Equally, Brown is too experienced to be lured into the double-Dutch of working out just who will be involved in the play-offs for the European Championships, should Scotland confirm their place by beating Bosnia at Ibrox next month. Instead, the one-time teacher is offering a French lesson to prevent his players taking the future for granted.

Scotland may have the luxury of two home games in four days (Lithuania follow Bosnia into Glasgow on 9 October) to procure the three points needed to guarantee second place in Group Nine, but Brown wants the job finished in one go.

The memory of how Gerard Houllier's career in international management went up in flames in a similar scenario six years ago is what forces Brown to take nothing for granted. Houllier's France were coasting towards the 1994 World Cup finals, requiring just one point from two fixtures in Paris: what they got was two defeats, both inflicted in the dying minutes by Israel and Bulgaria - the latter of which was David Ginola's international denouement - and failed to qualify. "I will use France as a warning to the players," said Brown on Thursday as he raked over the coals of Tallin.

"Houllier is a good manager and he had great players such as Deschamps and Ginola at his disposal, but even they were not immune to failure.We will not be thinking of the fact that we have two games to secure a play- off spot. I want to do it at the first time of asking."

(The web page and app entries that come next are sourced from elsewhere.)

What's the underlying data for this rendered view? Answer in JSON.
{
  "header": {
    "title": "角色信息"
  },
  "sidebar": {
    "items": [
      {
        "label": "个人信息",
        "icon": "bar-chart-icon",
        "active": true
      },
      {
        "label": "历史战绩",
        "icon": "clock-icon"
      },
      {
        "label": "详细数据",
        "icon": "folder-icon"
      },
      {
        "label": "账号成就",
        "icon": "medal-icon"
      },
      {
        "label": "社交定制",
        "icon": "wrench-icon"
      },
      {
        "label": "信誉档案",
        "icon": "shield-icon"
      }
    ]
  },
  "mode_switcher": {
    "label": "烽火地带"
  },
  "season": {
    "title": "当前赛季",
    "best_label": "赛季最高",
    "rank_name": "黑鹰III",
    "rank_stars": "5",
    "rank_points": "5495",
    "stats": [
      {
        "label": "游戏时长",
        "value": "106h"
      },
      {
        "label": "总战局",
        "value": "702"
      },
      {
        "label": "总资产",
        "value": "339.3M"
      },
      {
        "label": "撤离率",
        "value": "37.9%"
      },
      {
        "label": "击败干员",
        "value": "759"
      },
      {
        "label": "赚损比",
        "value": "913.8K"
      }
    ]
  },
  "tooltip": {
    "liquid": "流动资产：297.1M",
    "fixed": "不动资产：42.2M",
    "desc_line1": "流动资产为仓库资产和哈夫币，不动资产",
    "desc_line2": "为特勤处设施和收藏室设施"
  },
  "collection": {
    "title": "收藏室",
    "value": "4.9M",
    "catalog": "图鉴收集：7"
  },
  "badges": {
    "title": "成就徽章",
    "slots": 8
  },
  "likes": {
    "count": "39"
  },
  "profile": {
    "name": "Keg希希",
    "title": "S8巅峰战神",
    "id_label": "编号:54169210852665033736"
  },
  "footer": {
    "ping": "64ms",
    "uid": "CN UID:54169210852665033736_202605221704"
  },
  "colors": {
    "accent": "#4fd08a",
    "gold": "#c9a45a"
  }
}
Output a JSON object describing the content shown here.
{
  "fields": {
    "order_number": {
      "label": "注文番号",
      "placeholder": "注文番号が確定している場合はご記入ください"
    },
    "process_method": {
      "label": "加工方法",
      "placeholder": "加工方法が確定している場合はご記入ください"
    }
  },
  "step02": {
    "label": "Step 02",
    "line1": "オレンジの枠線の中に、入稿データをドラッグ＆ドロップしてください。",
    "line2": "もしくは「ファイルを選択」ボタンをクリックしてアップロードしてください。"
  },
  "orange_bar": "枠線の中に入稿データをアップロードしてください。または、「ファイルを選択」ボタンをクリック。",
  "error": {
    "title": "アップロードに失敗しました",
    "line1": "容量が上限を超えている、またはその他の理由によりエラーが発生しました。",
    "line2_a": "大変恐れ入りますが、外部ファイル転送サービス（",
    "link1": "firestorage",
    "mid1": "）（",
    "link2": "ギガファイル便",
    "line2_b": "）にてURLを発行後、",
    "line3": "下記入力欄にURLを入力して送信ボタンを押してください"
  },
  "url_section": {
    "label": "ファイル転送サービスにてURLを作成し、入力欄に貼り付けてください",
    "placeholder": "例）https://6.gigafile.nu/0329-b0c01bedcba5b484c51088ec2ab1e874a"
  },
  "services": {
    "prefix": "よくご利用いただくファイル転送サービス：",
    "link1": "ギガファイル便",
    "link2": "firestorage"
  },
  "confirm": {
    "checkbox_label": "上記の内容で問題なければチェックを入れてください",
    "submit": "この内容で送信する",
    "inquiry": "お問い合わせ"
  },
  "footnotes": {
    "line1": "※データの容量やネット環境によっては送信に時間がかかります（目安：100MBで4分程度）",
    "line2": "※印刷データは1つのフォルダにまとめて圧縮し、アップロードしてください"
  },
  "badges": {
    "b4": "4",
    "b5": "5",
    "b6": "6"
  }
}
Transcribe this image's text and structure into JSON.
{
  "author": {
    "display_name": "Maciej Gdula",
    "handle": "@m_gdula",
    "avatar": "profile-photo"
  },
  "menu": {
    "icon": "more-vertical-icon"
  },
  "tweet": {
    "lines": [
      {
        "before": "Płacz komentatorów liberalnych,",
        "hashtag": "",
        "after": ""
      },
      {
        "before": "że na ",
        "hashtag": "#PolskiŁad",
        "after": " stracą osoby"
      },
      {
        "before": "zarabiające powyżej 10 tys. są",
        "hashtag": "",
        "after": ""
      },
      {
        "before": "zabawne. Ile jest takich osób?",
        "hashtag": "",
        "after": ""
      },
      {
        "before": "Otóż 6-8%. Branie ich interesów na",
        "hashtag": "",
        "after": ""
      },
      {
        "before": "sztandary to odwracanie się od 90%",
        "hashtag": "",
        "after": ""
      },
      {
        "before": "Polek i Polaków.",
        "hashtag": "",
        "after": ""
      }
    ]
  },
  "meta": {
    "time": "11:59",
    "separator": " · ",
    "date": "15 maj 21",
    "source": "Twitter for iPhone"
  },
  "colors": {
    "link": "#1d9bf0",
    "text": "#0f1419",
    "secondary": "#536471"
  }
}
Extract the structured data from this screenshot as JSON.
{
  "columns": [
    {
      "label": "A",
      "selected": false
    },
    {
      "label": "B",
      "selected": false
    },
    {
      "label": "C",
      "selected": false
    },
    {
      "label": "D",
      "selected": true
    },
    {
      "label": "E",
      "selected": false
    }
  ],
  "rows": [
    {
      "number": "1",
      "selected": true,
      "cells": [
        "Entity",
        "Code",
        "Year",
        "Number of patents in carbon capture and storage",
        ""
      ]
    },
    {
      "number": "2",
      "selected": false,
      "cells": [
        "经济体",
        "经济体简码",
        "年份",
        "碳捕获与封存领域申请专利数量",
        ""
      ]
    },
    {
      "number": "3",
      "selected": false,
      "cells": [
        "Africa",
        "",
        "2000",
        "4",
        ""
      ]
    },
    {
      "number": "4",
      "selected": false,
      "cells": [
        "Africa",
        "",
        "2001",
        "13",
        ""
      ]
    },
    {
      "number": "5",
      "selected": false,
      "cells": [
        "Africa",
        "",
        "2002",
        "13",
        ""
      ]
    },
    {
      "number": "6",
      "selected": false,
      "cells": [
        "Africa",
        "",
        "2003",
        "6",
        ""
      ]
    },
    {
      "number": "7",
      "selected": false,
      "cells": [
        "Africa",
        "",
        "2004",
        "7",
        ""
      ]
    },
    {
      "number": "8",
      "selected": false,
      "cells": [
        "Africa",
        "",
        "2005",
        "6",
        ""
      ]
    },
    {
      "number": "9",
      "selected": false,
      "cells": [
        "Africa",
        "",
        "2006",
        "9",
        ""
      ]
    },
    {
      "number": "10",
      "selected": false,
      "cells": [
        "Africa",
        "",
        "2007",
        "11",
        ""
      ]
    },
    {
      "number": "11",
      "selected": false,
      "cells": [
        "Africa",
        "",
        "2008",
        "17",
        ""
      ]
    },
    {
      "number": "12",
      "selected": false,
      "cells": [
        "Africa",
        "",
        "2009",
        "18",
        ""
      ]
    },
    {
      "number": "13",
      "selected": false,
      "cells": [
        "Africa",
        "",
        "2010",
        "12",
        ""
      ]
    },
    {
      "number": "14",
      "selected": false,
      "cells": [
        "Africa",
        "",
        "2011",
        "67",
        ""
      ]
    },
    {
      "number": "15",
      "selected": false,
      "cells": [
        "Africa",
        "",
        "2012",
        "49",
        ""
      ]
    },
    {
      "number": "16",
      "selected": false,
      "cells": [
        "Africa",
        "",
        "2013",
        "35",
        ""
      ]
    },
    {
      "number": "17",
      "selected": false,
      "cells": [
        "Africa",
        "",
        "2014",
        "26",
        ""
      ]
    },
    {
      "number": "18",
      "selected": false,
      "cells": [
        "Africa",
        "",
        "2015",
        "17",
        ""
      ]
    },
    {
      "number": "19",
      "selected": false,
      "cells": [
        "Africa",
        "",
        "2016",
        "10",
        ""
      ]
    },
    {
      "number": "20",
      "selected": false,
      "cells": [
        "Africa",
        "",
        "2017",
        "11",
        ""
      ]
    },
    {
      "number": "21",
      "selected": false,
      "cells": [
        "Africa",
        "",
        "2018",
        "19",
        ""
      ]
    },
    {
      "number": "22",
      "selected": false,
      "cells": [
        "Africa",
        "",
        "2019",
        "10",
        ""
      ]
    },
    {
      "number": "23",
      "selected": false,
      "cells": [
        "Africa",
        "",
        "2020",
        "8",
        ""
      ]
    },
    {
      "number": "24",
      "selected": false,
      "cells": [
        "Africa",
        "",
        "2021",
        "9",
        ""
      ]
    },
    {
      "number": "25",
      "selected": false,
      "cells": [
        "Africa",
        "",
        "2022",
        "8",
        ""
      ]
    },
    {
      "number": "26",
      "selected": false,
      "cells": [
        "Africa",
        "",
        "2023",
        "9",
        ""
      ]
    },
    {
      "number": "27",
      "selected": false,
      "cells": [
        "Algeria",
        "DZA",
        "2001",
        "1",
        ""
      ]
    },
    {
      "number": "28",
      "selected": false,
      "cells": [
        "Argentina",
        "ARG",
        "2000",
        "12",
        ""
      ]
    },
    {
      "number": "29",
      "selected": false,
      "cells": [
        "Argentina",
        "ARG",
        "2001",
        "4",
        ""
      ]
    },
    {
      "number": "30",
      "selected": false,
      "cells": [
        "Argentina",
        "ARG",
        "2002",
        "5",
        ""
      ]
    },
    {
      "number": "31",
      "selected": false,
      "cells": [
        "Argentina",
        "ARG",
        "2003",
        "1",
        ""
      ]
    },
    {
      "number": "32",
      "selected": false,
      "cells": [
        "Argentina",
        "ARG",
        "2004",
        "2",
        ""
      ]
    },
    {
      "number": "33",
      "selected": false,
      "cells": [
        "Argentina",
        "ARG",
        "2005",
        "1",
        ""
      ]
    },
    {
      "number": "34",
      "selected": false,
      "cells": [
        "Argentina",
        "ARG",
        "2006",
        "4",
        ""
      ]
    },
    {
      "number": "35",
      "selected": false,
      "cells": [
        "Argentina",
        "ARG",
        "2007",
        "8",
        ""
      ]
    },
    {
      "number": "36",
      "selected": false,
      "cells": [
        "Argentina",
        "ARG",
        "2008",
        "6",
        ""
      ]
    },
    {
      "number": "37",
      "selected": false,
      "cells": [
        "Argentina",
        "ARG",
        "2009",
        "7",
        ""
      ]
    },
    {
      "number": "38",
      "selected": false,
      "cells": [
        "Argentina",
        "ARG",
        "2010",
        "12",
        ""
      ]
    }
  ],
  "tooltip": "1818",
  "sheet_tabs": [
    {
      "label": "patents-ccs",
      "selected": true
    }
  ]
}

The very idea that Scotland could be accompanied by some kind of psychological sloth when they meet Bosnia at Ibrox because they have two bites at the cherry is anathema: Scotland's football history underlines that they perform worst when the threat is least (Costa Rica) and best when their backs are against the wall (Germany last April and Holland in the 1978 World Cup).

That Jekyll and Hyde nature prevents the Scots suffering the delusions of adequacy which swamped England before the Poland match. Brown knows there are no easy touches any more. "France had to come from behind to beat Armenia, and Portugal, one of the best teams around, drew with Azerbaijan last Saturday. A lot of teams now struggle against so-called minnows."

That myopic attitude, which sees the tabloids damn improving nations (or "diddies" as the Daily Record describes them in pure Glaswegian) yet at the same time ask Brown which team he wants in the play-off, is counter-productive. "That's hypothetical. My job is to get us to the play- offs," he insisted.

Brown wore his disappointment of the goalless day in Tallin visibly on his face. "It was a poor performance, but every team has a poor game. I said before the trip I would accept four points from two games." Brown's only concession to looking ahead further than the next game was a promise that if Scotland do sneak into Euro 2000, they will go with a much younger squad.

"I've been involved in three World Cups and two European Championships finals with Scotland and we have always gone there stacked with experienced players on the bench. I will not have older guys if we reach the finals who are not first pick. I want to give our younger players a chance, the way Houllier did with France after they failed, and in essence use Euro 2000 to build a team that for once will take us to the second phase of the World Cup finals."